In recent years there are gradually a lot of agent_based models proposed for modeling the crowd. Here I outline two famous agent-based models in crowd behavior analysis: the social-force model proposed by Dirk Helbing and the Self-propelled particles (SPP) model proposed by Tamas Vicsek.

Social-force model 

Social-force model is proposed to formulate the behavioral process of autonomous agents, from perceiving the environments and making decision. The general framework of this process is shown in Figure 1. Furthermore, social-force model can be used to simulate the crowd panic as shown in Figure 2.

Figure 1:The framework of the behavioral process in social-force model.

Figure 2: The simulation of crowd evacuation based on social-force model.

Here are the two seminal papers on social-force model:

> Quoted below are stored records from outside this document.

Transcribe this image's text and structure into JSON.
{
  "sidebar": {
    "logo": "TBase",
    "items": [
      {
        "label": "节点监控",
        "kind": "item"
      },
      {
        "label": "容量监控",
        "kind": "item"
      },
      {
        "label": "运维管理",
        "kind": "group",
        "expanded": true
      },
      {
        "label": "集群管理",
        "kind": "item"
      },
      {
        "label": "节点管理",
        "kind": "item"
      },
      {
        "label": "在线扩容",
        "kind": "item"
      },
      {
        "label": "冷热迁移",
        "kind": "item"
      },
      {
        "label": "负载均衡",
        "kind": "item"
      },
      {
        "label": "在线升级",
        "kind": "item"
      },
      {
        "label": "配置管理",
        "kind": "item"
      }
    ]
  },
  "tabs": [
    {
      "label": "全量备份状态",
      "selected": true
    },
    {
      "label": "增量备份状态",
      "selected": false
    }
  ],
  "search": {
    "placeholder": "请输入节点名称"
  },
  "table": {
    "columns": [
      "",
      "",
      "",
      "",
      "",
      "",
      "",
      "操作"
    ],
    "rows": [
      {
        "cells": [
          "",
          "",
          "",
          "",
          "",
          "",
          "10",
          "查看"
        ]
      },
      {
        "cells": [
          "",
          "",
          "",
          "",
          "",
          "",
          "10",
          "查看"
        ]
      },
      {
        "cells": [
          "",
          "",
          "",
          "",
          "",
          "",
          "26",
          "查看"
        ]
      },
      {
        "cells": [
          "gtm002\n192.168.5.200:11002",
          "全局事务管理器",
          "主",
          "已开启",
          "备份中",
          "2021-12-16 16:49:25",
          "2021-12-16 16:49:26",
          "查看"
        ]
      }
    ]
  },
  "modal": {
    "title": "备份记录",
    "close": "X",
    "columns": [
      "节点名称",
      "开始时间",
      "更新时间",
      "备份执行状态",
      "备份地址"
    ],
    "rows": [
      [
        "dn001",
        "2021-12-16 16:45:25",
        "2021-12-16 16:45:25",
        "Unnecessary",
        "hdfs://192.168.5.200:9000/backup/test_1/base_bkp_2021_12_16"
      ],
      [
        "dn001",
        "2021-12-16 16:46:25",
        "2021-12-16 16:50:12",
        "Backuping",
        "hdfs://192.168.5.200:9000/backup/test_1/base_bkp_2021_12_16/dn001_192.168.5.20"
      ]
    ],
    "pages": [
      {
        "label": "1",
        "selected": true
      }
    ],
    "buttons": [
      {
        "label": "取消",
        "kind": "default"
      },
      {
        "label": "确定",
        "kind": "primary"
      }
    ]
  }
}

  • Helbing, Dirk; Molnár Péter . Social force model for pedestrian dynamics.Physical Review E 51, 1995
  • D. Helbing, I. Farkas, and T. Vicsek. Simulating dynamical features of escape panic. Nature, 2000

And you could find a lot of resource on social-force model in the following two pages maintained by Prof. Dirk Helbing and his research teams on crowd behavior analysis:

In computer vision community, the social force model is introduced for multi-target tracking [1], abnormality detection [2], and analysis of pedestrian action and mutual interaction [3]

  • [1] R. Mehran, A. Oyama, and M. Shah. Abnormal crowd behavior detection using social force model. In Proc.CVPR, 2009.
  • [2] S. Pellegrini, A. Ess, K. Schindler, and L. Van Gool. You’ll never walk alone: Modeling social behavior for multi-target tracking. In Proc. ICCV, 2010.
  • [3] P. Scovanner and M. Tappen. Learning pedestrian dynamics from the real world. In Proc. ICCV, 2009.

Self-propelled particles (SPP) model

SPP model is proposed to model the interaction of individual in the crowd the and the formation of collective motion.

The model itself is very simple, at each time step, the individuals would coordinate its velocity directions with its neighbor individuals. When the coordination level is high, there is collective motion of the crowd emerging. as shown in Figure 3.

Figure 3: SPP model and the formation of collective motion in the crowd.

Here is the seminal paper on SPP.

Vicsek, T.; Czirok, A.; Ben-Jacob, E.; Cohen, I. & Shochet, O. Novel type of phase transition in a system of self-driven particles. Physical review letters, 1995.

In this paper, Vicsek further discussed the influence of noise on the coordination level and the phenomena of phase transition, that is, how the phase of random movements of individuals is transformed into the phase of collective motion of individuals. It is related some important topics, such as self-organization and emergence.